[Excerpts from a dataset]
──────────────────────────────
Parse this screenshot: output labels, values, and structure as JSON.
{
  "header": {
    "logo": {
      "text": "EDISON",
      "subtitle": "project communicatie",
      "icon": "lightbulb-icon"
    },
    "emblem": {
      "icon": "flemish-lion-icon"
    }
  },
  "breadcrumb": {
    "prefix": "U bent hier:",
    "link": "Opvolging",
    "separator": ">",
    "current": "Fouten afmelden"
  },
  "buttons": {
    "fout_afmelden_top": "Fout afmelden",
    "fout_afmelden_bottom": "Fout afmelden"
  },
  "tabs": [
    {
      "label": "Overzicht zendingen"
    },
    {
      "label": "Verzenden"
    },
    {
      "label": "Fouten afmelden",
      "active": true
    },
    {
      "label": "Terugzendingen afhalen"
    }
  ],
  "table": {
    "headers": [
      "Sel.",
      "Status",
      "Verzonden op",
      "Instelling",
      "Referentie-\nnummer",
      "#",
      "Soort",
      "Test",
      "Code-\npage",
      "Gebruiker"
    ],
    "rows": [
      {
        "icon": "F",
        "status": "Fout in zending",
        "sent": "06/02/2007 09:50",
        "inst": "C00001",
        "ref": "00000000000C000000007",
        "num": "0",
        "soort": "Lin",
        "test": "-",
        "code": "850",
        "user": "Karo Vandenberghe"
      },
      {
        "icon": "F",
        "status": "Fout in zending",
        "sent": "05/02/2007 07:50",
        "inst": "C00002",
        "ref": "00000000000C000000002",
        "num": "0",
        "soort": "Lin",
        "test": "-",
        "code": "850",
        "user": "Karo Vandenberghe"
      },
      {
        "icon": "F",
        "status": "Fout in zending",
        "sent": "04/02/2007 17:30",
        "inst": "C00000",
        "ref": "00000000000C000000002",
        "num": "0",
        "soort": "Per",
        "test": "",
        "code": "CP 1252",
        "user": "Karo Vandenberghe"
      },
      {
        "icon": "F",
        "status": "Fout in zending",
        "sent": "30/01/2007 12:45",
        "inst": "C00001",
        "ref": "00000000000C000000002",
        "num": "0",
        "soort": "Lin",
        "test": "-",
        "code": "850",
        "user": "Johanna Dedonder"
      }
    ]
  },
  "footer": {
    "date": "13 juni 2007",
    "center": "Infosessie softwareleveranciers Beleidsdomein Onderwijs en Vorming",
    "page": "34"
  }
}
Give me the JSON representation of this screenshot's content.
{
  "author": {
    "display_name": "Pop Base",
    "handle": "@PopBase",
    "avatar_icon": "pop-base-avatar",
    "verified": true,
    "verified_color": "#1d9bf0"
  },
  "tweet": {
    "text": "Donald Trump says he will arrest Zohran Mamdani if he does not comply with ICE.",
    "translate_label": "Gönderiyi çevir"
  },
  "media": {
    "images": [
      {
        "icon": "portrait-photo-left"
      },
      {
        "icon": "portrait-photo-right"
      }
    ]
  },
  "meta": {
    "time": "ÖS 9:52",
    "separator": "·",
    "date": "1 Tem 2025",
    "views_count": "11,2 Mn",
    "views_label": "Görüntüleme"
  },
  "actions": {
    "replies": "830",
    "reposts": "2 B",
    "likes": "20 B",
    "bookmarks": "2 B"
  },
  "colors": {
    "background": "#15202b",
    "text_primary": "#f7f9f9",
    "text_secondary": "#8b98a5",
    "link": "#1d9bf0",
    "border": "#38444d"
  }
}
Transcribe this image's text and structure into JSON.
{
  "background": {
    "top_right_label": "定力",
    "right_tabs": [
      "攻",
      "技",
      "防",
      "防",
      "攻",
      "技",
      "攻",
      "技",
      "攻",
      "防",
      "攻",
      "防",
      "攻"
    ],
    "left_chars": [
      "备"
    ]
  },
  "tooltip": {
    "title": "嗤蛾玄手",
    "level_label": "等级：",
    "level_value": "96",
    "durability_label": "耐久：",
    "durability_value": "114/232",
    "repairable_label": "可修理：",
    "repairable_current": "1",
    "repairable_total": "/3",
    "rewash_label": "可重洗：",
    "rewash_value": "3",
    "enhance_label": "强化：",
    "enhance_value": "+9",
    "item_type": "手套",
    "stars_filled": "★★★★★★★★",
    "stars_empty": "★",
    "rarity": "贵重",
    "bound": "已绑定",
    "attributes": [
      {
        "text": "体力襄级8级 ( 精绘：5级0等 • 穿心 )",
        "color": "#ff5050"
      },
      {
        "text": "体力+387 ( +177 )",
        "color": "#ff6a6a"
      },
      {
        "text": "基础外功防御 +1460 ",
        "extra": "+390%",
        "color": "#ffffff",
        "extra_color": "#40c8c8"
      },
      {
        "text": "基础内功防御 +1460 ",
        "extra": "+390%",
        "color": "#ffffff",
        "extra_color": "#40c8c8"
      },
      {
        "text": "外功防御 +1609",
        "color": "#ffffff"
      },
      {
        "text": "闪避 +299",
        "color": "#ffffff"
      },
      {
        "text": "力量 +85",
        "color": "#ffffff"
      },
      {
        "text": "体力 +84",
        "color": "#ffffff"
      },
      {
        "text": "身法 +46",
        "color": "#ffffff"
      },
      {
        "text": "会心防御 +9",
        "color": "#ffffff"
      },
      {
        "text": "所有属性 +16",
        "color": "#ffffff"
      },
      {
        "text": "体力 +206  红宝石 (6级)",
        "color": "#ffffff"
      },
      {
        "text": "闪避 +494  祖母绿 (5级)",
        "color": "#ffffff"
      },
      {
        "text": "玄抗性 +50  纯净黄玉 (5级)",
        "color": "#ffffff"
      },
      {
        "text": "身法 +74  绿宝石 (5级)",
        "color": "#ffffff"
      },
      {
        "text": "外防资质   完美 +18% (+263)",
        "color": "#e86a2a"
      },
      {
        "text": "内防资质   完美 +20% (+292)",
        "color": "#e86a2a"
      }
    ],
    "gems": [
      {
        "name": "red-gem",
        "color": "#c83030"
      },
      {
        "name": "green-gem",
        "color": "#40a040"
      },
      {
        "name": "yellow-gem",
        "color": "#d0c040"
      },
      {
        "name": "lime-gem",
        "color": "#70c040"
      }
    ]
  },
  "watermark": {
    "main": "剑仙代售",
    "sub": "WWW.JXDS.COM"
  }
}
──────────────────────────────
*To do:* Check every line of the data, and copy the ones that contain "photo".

*Expected answer:*
        "icon": "portrait-photo-left"
        "icon": "portrait-photo-right"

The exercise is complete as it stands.